**REQUIRED WORK**
Gather all lines in the data that hold the string "title".
(INPUT DATA Opens)
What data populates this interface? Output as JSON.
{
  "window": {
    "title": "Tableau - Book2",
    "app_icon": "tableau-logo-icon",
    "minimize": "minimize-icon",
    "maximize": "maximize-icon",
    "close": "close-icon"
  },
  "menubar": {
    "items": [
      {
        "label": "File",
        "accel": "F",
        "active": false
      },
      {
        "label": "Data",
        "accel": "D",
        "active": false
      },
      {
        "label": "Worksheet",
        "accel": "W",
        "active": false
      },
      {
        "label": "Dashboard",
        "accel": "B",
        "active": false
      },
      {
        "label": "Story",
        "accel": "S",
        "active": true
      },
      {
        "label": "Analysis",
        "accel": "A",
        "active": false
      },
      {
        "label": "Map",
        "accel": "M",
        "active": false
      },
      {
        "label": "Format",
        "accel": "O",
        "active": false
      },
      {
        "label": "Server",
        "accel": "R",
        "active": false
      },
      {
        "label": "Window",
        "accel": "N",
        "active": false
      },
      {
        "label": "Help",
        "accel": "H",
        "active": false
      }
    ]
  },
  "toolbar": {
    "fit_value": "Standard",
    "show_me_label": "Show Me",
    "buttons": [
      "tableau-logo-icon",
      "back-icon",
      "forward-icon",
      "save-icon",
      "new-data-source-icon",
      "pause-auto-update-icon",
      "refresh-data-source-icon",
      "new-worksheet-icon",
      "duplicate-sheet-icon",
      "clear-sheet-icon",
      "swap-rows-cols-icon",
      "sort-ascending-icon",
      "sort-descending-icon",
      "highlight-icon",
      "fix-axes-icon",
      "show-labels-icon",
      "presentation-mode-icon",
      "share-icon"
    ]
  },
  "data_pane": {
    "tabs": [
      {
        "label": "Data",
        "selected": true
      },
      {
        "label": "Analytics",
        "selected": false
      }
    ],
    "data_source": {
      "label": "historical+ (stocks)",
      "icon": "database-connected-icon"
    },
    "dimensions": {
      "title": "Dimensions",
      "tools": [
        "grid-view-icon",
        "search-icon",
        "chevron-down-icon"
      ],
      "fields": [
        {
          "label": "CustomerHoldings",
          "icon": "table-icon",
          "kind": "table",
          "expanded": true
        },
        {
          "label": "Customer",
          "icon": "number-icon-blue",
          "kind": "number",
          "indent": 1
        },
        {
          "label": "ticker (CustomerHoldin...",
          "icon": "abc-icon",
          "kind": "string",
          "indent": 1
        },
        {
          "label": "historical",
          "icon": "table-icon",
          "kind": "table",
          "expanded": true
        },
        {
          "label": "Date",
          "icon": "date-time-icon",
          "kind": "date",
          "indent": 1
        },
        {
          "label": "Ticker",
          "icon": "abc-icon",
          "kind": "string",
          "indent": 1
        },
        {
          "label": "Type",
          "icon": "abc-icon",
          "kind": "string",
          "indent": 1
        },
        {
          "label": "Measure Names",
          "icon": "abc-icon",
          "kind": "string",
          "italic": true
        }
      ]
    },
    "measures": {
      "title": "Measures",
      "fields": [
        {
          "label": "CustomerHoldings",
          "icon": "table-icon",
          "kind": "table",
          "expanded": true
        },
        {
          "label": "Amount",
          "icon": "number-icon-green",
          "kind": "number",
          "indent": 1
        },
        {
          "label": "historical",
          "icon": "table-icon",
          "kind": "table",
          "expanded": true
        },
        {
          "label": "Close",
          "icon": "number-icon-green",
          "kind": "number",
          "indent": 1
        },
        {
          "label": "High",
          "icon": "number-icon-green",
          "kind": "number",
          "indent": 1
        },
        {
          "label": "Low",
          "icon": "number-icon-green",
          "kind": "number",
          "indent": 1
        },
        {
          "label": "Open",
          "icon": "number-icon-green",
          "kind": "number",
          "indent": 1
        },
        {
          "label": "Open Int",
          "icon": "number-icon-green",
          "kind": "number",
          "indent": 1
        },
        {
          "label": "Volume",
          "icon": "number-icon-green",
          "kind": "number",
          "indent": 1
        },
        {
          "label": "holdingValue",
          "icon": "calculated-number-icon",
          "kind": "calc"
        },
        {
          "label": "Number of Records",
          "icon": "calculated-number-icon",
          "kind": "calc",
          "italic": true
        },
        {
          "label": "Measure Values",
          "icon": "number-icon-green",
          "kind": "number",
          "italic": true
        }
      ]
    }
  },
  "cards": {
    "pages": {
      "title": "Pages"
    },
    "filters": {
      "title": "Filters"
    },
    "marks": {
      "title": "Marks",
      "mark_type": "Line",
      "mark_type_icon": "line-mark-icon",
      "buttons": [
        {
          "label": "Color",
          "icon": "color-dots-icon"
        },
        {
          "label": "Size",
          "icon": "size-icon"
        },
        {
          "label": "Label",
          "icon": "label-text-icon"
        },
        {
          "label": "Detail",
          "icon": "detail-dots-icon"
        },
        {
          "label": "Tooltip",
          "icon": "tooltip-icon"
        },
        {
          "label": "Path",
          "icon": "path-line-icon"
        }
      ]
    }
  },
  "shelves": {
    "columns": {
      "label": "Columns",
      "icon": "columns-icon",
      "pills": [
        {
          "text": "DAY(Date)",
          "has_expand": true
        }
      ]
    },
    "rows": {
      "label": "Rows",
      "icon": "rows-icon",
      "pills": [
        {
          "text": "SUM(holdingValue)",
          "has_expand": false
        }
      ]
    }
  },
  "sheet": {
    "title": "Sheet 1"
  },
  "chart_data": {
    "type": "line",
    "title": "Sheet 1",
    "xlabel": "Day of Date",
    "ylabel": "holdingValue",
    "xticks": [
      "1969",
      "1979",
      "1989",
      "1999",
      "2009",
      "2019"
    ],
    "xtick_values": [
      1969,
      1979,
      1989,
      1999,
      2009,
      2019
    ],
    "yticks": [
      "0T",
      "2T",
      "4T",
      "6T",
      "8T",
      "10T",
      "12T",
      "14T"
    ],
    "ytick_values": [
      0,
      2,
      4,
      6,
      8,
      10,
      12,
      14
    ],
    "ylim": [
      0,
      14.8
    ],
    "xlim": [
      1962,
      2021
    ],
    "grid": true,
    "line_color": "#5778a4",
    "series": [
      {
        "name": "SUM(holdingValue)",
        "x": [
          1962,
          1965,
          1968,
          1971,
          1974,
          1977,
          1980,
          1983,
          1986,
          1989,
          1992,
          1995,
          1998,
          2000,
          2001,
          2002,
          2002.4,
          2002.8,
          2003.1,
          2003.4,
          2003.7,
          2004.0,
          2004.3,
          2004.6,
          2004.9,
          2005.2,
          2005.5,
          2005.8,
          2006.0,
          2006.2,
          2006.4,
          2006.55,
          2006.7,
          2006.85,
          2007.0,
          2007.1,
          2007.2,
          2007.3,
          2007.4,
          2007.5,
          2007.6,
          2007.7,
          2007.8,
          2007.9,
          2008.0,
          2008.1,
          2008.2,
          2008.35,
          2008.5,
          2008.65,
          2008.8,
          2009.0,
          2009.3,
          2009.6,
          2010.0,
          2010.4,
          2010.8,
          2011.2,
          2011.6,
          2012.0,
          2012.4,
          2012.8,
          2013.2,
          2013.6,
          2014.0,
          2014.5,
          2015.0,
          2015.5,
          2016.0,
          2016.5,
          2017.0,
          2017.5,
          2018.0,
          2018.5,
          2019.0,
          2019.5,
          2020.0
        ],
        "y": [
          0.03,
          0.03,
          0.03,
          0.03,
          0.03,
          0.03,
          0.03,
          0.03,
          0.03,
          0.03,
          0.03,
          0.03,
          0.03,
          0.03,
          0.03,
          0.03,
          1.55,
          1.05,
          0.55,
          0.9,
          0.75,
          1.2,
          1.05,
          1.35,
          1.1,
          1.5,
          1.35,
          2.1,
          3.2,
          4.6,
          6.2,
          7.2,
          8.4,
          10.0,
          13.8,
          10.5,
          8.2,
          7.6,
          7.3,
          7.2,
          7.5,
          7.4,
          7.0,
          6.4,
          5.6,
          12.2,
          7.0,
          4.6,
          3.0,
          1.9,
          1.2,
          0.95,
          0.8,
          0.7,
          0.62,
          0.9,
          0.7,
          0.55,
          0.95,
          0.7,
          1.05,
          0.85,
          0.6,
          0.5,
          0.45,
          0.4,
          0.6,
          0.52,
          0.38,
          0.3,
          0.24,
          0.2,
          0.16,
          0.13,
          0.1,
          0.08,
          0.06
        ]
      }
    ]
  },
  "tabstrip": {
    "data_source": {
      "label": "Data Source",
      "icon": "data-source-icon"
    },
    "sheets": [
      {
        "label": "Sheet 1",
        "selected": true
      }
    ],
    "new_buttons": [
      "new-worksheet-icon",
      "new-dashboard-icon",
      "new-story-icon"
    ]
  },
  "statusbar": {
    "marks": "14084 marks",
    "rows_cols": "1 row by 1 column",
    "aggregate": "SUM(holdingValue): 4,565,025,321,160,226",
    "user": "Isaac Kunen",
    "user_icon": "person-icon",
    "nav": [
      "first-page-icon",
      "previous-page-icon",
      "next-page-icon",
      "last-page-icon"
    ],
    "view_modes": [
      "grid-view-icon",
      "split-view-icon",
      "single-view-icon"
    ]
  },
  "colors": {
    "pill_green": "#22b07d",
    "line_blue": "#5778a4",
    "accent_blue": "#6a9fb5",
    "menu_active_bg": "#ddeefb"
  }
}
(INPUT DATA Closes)
**REPLY**
    "title": "Tableau - Book2",
      "title": "Dimensions",
      "title": "Measures",
      "title": "Pages"
      "title": "Filters"
      "title": "Marks",
    "title": "Sheet 1"
    "title": "Sheet 1",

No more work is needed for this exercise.